For a project that runs for, say six months or more, there should no extra development cost on account of pair programming. Period. If there is extra cost, it means pairing is not paying off for you. Pairing should pay off in the following difficult-to-measure ways:
- Lesser rework during development on account of misunderstood/ill-defined requirements. These things surface quickly when pairs talk to each other.
- Slight reduction in maintenance cost on account of clearer code. Because every line is now considered readable by at least two people. (more in case of pair rotation)
- A better detail level design results when each pair acts as a sounding board for the other. Good design reduces cost of future change.
- Faster/better process of bringing new team members up to speed.
- Lesser impact of people taking vacations.
- Lesser bugs in QA, UAT
- More hours of focused work per day - however professional someone may be it is natural for concentration to wax and wane. Pairing almost always helps here.
- Unlike the case of no-pairing, there is no separate code-review activity required
How do you figure if there is extra cost? Estimate both ways. The total 'release-lifecycle effort' for the case of pairing should not exceed that of no-pairing.
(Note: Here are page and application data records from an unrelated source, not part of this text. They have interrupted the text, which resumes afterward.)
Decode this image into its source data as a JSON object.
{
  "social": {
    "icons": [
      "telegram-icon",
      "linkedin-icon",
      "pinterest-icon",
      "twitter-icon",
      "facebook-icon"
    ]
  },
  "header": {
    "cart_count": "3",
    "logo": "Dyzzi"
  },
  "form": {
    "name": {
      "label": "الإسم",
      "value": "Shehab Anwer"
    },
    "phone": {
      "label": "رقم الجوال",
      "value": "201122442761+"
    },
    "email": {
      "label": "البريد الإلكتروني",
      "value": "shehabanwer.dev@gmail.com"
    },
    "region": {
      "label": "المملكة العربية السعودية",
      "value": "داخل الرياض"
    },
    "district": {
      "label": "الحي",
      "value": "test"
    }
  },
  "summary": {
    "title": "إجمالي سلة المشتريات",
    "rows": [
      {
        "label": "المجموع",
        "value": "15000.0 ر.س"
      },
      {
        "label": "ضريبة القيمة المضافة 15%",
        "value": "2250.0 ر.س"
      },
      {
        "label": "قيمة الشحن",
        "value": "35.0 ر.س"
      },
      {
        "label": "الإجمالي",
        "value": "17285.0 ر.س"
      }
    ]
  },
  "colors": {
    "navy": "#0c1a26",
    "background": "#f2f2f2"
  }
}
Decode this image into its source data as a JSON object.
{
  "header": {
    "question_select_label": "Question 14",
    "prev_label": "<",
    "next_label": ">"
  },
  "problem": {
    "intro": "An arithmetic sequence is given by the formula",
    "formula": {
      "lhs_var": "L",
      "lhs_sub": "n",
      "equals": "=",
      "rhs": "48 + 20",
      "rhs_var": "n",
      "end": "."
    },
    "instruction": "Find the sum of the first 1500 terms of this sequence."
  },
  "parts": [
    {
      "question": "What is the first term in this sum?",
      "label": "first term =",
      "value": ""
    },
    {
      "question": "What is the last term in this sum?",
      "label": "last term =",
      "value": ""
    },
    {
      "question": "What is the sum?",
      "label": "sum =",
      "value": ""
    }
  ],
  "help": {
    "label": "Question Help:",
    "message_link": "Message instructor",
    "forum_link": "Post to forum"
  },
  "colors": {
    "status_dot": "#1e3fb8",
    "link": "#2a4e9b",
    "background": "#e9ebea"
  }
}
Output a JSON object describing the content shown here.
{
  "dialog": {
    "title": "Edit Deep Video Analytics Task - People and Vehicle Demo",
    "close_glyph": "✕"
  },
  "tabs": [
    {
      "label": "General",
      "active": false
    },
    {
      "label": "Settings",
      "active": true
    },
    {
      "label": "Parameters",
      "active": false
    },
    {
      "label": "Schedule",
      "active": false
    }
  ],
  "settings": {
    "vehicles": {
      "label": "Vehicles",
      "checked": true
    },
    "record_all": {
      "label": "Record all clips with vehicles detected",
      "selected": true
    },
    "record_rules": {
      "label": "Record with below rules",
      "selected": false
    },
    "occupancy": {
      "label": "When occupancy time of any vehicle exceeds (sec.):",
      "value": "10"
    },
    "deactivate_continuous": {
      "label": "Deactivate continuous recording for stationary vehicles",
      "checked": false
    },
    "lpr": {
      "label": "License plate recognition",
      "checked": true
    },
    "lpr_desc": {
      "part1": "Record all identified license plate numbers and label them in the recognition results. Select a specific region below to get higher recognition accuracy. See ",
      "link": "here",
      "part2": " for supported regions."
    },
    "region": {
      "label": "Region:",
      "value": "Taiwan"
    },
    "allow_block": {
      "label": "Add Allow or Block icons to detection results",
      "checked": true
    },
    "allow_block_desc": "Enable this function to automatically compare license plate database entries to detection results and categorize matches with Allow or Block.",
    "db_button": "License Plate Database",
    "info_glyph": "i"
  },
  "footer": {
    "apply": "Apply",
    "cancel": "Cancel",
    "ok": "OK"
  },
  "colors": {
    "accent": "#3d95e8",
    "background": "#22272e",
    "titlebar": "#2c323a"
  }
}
Individual stories may indicate greater effort but that is okay. It is very difficult to do controlled experiments to nail this down. There are some studies but your mileage may vary.
A word of caution when estimating for such comparisons. Remember that on all real projects, actuals mostly exceed estimates. Some of the difference is borne by the client (change control etc) and the rest by the vendor (unpaid overtime etc). You need to have a realistic idea of effort overrun for the case of no-pairing to be able to compare it with the overrun for the case of pairing.
If pairing is resulting in net higher development cost on a long running project, then it simply means (to paraphrase Kent Beck) that the client is getting XP'd on :)